- _Exercise details_
Copy the records below in full and leave every image out of the copy.

- _Task inputs_
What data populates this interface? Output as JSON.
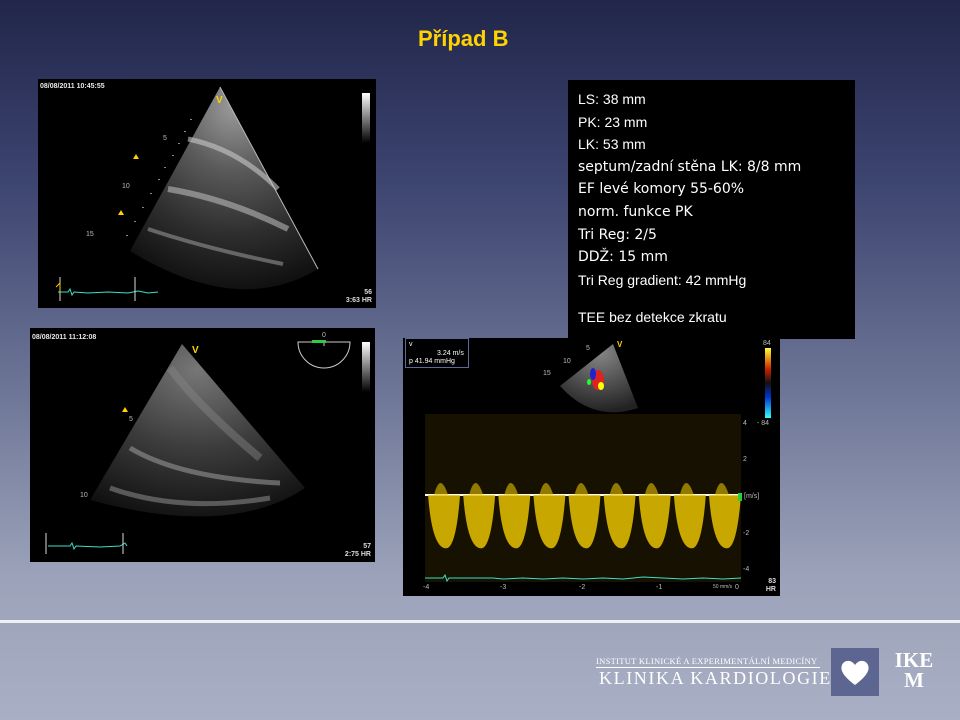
{
  "slide": {
    "title": "Případ B"
  },
  "echo_top": {
    "timestamp": "08/08/2011 10:45:55",
    "marker": "V",
    "depth_ticks": [
      "5",
      "10",
      "15"
    ],
    "hr_value": "56",
    "time_and_hr": "3:63  HR"
  },
  "echo_bottom": {
    "timestamp": "08/08/2011 11:12:08",
    "marker": "V",
    "depth_ticks": [
      "5",
      "10"
    ],
    "inset_label": "0",
    "hr_value": "57",
    "time_and_hr": "2:75  HR"
  },
  "doppler": {
    "info": {
      "velocity": "3.24 m/s",
      "pressure": "p 41.94 mmHg",
      "v_label": "v"
    },
    "color_scale_top": "84",
    "color_scale_bottom": "- 84",
    "inset_marker": "V",
    "inset_ticks": [
      "5",
      "10",
      "15"
    ],
    "velocity_axis": [
      "4",
      "2",
      "-2",
      "-4"
    ],
    "unit": "[m/s]",
    "time_axis": [
      "-4",
      "-3",
      "-2",
      "-1",
      "0"
    ],
    "sweep": "50 mm/s",
    "hr_value": "83",
    "hr_label": "HR",
    "chart_data": {
      "type": "line",
      "title": "",
      "xlabel": "",
      "ylabel": "[m/s]",
      "x": [
        -4.2,
        -3.7,
        -3.2,
        -2.7,
        -2.2,
        -1.7,
        -1.2,
        -0.7,
        -0.2
      ],
      "series": [
        {
          "values": [
            -3.2,
            -3.2,
            -3.2,
            -3.2,
            -3.2,
            -3.2,
            -3.2,
            -3.2,
            -3.2
          ]
        }
      ],
      "xlim": [
        -4.5,
        0
      ],
      "ylim": [
        -4.5,
        4.5
      ]
    }
  },
  "findings": {
    "lines": [
      "LS: 38 mm",
      "PK: 23 mm",
      "LK: 53 mm",
      "septum/zadní stěna LK: 8/8 mm",
      "EF levé komory 55-60%",
      "norm. funkce PK",
      "Tri Reg: 2/5",
      "DDŽ: 15 mm",
      "Tri Reg gradient: 42 mmHg"
    ],
    "note": "TEE bez detekce zkratu"
  },
  "logo": {
    "institute": "INSTITUT KLINICKÉ A EXPERIMENTÁLNÍ MEDICÍNY",
    "department": "KLINIKA KARDIOLOGIE",
    "brand_line1": "IKE",
    "brand_line2": "M"
  },
  "colors": {
    "title_yellow": "#ffd200",
    "doppler_yellow": "#e6c200",
    "ecg_green": "#3ce0c8",
    "logo_box": "#5d6690"
  }
}
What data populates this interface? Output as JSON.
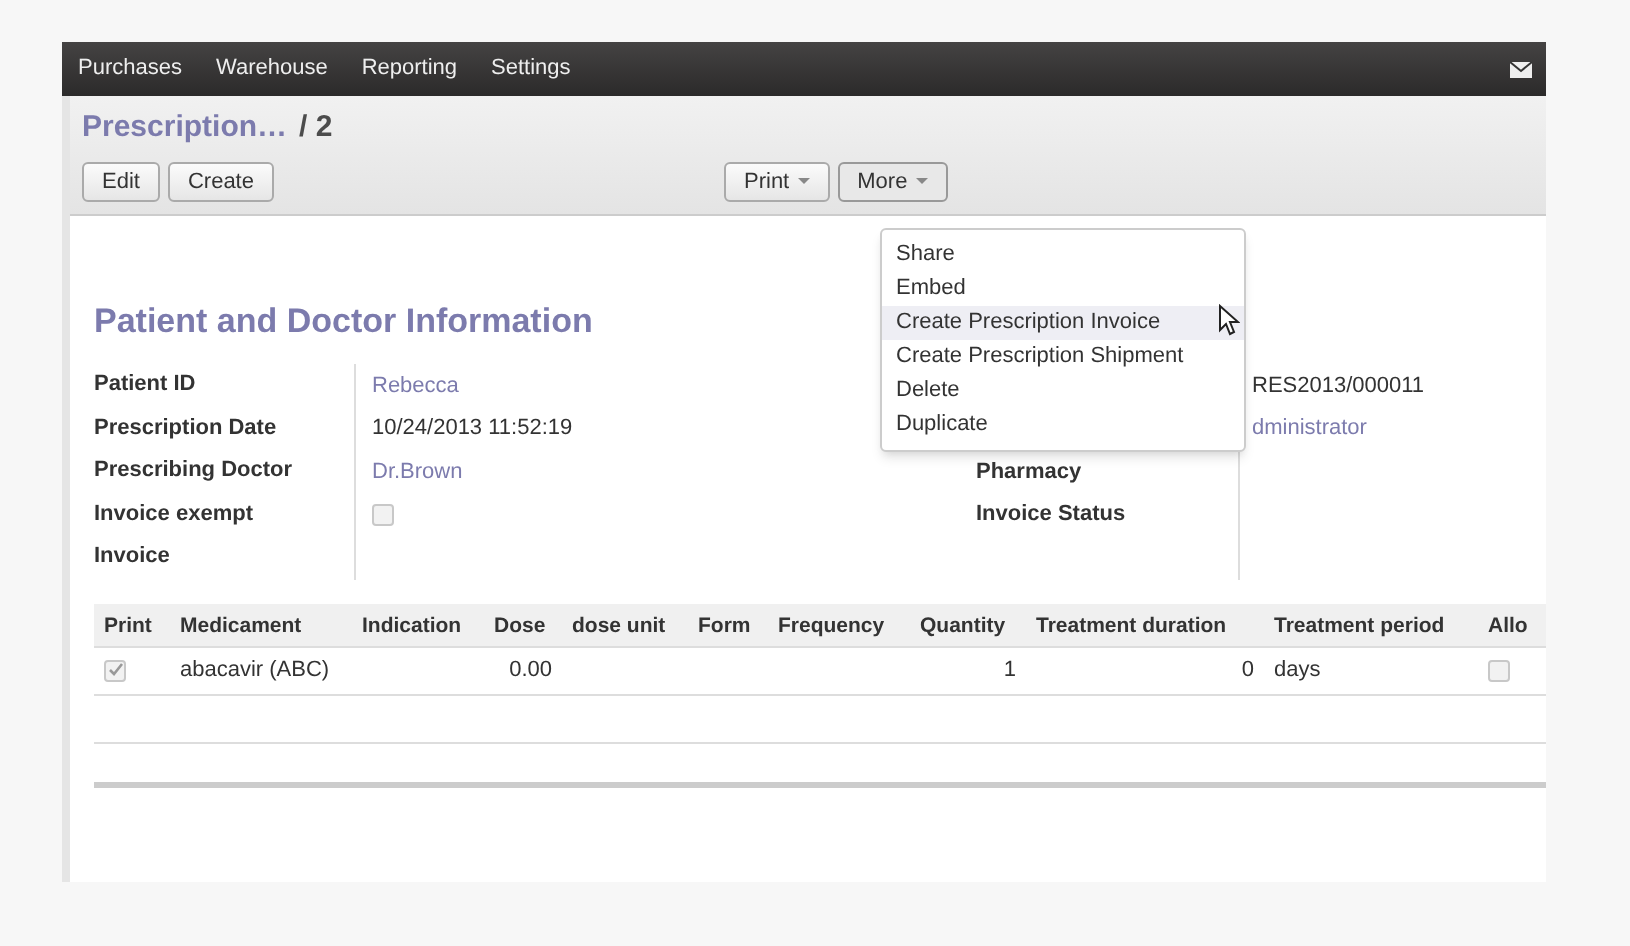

- _Response to this task_
What data populates this interface? Output as JSON.
{
  "slide": {
    "title": "Případ B"
  },
  "echo_top": {
    "timestamp": "08/08/2011 10:45:55",
    "marker": "V",
    "depth_ticks": [
      "5",
      "10",
      "15"
    ],
    "hr_value": "56",
    "time_and_hr": "3:63  HR"
  },
  "echo_bottom": {
    "timestamp": "08/08/2011 11:12:08",
    "marker": "V",
    "depth_ticks": [
      "5",
      "10"
    ],
    "inset_label": "0",
    "hr_value": "57",
    "time_and_hr": "2:75  HR"
  },
  "doppler": {
    "info": {
      "velocity": "3.24 m/s",
      "pressure": "p 41.94 mmHg",
      "v_label": "v"
    },
    "color_scale_top": "84",
    "color_scale_bottom": "- 84",
    "inset_marker": "V",
    "inset_ticks": [
      "5",
      "10",
      "15"
    ],
    "velocity_axis": [
      "4",
      "2",
      "-2",
      "-4"
    ],
    "unit": "[m/s]",
    "time_axis": [
      "-4",
      "-3",
      "-2",
      "-1",
      "0"
    ],
    "sweep": "50 mm/s",
    "hr_value": "83",
    "hr_label": "HR",
    "chart_data": {
      "type": "line",
      "title": "",
      "xlabel": "",
      "ylabel": "[m/s]",
      "x": [
        -4.2,
        -3.7,
        -3.2,
        -2.7,
        -2.2,
        -1.7,
        -1.2,
        -0.7,
        -0.2
      ],
      "series": [
        {
          "values": [
            -3.2,
            -3.2,
            -3.2,
            -3.2,
            -3.2,
            -3.2,
            -3.2,
            -3.2,
            -3.2
          ]
        }
      ],
      "xlim": [
        -4.5,
        0
      ],
      "ylim": [
        -4.5,
        4.5
      ]
    }
  },
  "findings": {
    "lines": [
      "LS: 38 mm",
      "PK: 23 mm",
      "LK: 53 mm",
      "septum/zadní stěna LK: 8/8 mm",
      "EF levé komory 55-60%",
      "norm. funkce PK",
      "Tri Reg: 2/5",
      "DDŽ: 15 mm",
      "Tri Reg gradient: 42 mmHg"
    ],
    "note": "TEE bez detekce zkratu"
  },
  "logo": {
    "institute": "INSTITUT KLINICKÉ A EXPERIMENTÁLNÍ MEDICÍNY",
    "department": "KLINIKA KARDIOLOGIE",
    "brand_line1": "IKE",
    "brand_line2": "M"
  },
  "colors": {
    "title_yellow": "#ffd200",
    "doppler_yellow": "#e6c200",
    "ecg_green": "#3ce0c8",
    "logo_box": "#5d6690"
  }
}
What data populates this interface? Output as JSON.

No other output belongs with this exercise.